Tissue factor and cell signalling in cancer progression and thrombosis

W. Ruf, J. Disse, T. C. Carneiro-Lobo, N. Yokota, F. Schaffner

Research output: Contribution to journalReview article

104 Citations (Scopus)

Abstract

The close link between coagulation activation and clinical cancer is well established and recent progress has defined underlying molecular pathways by which tumour cells interact with the haemostatic system to promote cancer progression. Tumour type-specific oncogenic transformations cause constitutive and hypoxia-dependent upregulation of tissue factor (TF) in cancer cells, but TF expressed by vascular, stromal and inflammatory cells also contributes to the procoagulant character of the tumour microenvironment. A growing body of genetic and pharmacological evidence implicates signalling by protease activated receptors (PARs) and specifically by tumour cell-expressed TF-VIIa-PAR2 in the induction of an array of proangiogenic and immune modulating cytokines, chemokines and growth factors. Specific inhibition of this pathway results in attenuated tumour growth and angiogenesis. PARs are increasingly recognised as targets for proteases outside the coagulation system and emerging evidence indicates that alternative protease signalling pathways synergise with the coagulation system to promote tumour growth, angiogenesis and metastasis. The elucidation of new therapeutic targets in tumour-promoting protease signalling pathways requires new diagnostic approaches to identify patients that will benefit from tailored therapy targeting procoagulant or signalling aspects of the TF pathway.

Original languageEnglish
Pages (from-to)306-315
Number of pages10
JournalJournal of Thrombosis and Haemostasis
Volume9
Issue number1 S
DOIs
Publication statusPublished - 1 Jul 2011

Keywords

  • Angiogenesis
  • Factor VII
  • Metastasis
  • Protease activated receptor
  • Tissue factor

ASJC Scopus subject areas

  • Hematology
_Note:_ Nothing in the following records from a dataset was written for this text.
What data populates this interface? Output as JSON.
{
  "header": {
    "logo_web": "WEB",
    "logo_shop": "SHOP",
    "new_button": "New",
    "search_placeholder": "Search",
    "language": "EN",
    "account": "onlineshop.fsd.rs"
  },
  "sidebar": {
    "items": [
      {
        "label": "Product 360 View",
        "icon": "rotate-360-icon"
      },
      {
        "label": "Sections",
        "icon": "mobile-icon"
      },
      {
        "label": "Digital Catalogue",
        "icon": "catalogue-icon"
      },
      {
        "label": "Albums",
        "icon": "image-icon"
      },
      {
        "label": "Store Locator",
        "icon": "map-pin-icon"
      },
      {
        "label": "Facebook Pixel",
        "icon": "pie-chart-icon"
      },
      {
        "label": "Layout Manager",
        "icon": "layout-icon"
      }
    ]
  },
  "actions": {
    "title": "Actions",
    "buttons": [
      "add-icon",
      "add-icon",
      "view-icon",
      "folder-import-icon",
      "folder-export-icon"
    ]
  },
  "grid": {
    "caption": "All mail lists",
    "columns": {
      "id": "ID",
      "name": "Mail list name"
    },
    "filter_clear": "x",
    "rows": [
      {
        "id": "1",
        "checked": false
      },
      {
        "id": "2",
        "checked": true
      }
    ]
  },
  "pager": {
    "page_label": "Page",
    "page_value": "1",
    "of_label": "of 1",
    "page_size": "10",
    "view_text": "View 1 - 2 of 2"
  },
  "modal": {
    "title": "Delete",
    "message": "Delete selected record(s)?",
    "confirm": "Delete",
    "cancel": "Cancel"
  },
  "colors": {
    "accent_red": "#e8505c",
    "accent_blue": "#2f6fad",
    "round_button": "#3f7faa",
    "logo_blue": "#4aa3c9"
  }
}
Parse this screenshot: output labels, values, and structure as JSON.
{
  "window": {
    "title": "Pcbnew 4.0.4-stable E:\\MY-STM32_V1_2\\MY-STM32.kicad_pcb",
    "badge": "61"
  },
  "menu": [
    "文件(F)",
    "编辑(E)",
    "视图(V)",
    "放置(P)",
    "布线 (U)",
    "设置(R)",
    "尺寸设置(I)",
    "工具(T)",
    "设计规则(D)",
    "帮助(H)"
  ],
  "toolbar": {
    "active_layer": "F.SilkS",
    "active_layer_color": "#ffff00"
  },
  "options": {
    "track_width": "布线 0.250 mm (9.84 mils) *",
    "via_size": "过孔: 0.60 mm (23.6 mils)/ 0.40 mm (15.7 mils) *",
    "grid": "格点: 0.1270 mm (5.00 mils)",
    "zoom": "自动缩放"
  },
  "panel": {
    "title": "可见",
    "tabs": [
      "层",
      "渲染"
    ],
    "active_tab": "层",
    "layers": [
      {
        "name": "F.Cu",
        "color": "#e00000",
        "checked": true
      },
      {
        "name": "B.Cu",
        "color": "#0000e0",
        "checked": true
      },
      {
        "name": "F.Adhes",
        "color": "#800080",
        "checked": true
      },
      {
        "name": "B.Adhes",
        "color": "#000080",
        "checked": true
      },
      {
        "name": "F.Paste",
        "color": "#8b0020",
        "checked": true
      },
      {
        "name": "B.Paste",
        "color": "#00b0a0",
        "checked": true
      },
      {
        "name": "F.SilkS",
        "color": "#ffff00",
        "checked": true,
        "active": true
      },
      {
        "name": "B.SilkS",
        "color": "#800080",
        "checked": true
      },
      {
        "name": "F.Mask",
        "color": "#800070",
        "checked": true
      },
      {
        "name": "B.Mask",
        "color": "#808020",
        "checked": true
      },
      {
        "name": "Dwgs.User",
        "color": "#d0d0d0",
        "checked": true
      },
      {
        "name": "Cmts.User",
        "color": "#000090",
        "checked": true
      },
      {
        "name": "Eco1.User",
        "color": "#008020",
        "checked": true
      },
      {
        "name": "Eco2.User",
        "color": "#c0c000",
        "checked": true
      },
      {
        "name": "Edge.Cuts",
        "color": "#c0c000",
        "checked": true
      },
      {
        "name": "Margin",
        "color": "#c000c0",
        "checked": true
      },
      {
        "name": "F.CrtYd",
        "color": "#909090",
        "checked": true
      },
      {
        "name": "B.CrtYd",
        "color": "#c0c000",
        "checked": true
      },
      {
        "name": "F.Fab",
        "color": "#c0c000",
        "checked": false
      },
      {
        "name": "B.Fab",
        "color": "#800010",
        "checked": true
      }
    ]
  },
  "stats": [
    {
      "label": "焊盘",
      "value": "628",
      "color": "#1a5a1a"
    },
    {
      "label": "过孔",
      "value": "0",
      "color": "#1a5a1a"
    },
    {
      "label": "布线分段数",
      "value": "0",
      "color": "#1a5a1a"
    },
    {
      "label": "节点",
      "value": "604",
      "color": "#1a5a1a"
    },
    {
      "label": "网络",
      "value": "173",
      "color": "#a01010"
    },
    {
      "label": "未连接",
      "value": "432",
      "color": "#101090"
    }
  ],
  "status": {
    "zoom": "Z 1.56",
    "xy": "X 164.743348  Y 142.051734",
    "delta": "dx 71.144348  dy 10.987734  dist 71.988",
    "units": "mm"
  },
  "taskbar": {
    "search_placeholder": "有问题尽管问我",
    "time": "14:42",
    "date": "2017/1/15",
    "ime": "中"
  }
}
Fingerprint Dive into the research topics of 'Tissue factor and cell signalling in cancer progression and thrombosis'. Together they form a unique fingerprint.

  • Cite this